While some diehard corner carvers might stop there, Eric wasn't about to settle for the stock 350-horse LS1. Boos Performance in Zimmerman, Minnesota combined an LS7 block with a 4.125-inch stroke Eagle crank to create 442 cubic-inches displacement. The square motor boasts a baffled C6 T1 "Bat Wing" style oil pan that holds constant oil pressure under serious lateral g-Forces. While Eric won't completely divulge all his engine secrets, he does admit that it uses PRC LS7 heads and a set of American Racing 1-7/8-inch headers with a 3-inch exhaust system-just like any thorough-bred race car--sans mufflers. On a SuperFlow chassis dyno this combination netted 570 horsepower. Necessarily the stock T56 and rear were traded for a C6 ZR1-spec 6060 and Stage IV rear with a Quaiffe differential from RPM Transmissions as well as an RPS twin disc carbon clutch and matching RPS aluminum flywheel. A Hurst shifter makes sure it all plays well together nicely.
The interior is a no-frills zone where it's all business once again. The interior sports a weld-in bar with the obligatory GoPro HD camera for when Eric feels the need to show off on YouTube. The non-sliding Sparco Rev seats with 6-point harnesses and white face gauges are the only rear hint as to what this car has in store for the driver or passenger.
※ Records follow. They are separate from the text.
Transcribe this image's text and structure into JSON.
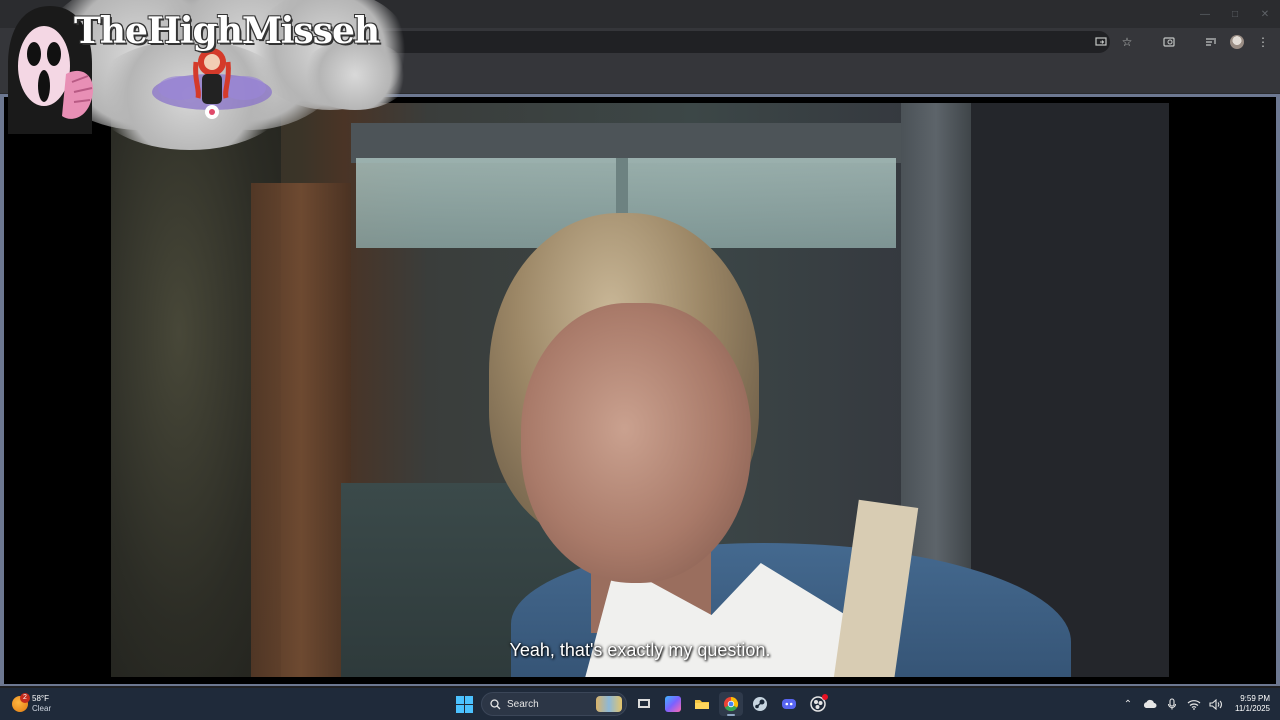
{
  "overlay": {
    "brand_text": "TheHighMisseh"
  },
  "video": {
    "subtitle": "Yeah, that's exactly my question."
  },
  "taskbar": {
    "weather": {
      "temp": "58°F",
      "condition": "Clear",
      "badge": "2"
    },
    "search_label": "Search",
    "apps": [
      {
        "name": "task-view",
        "color": "#dcdcdc"
      },
      {
        "name": "copilot",
        "color": "#7b61ff"
      },
      {
        "name": "file-explorer",
        "color": "#f4c542"
      },
      {
        "name": "chrome",
        "color": "#34a853"
      },
      {
        "name": "steam",
        "color": "#1b2838"
      },
      {
        "name": "discord",
        "color": "#5865f2"
      },
      {
        "name": "obs",
        "color": "#e6e6e6"
      }
    ],
    "clock": {
      "time": "9:59 PM",
      "date": "11/1/2025"
    }
  },
  "colors": {
    "accent": "#4cc2ff",
    "taskbar": "#1f2a3a",
    "chrome": "#35363a"
  }
}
While Eric's interior and overall attitude might not fit well with the typical Corvette crowd, obviously readers at GMHTP can relate to a die-hard like him where rock chips are merely battle scars and its not what wax you use, but what tracks you have been to.
|Spec Sheet: Data File|
|Intake Manifold:||FAST LSXR 102mm|
|Heads:||LS7 CNC ported by PRC, 2.20 intake, 1.61 exhaust valves|
|Cam:||Comp Cams hydraulic roller, 248/256-duration, .658/.658-inch lift, 112LSA|
|Rocker arms:||LS7 1.8 ratio, Comp Cams trunion|
|Rods:||Callies Comp Star H-beam|
|Throttle body:||Nick Williams 102mm|
|Fuel injectors:||55 lb/hr|
|Fuel pump:||Walbro 255lph|
|Engine management:||Stock, tuned by Boos Performance|
|Exhaust system:||American Racing 1-7/8-inch long-tube headers, 3-inch X-pipe|
|Transmission:||TR6060, built by RPM Transmissions|
|Clutch:||RPS twin disc Carbon-lite|
|Front suspension:||Moton Racing coil-overs, LG spindles, Pfadt spherical mono-ball bushings, Pfadt Competition sway bar|
|Rear suspension:||Moton Racing coil-overs, Pfadt Competition sway bar|
|Rear end:||RPM Stage IV, 3.42 gear, Quaiffe diff|
|Brakes:||StopTech 6-piston, 15-inch front; 4-piston, 15-inch rear|
|Wheels:||CCW C10 Wheels 18x11 front, 18x13 rear|
|Front tires:||Michelin Pilot Sport 2 315/30R18|
|Rear tires:||Michelin Pilot Sport 2 335/30R18|
|Fuel:||Mixed 110 & 92 (est. 100-octane)|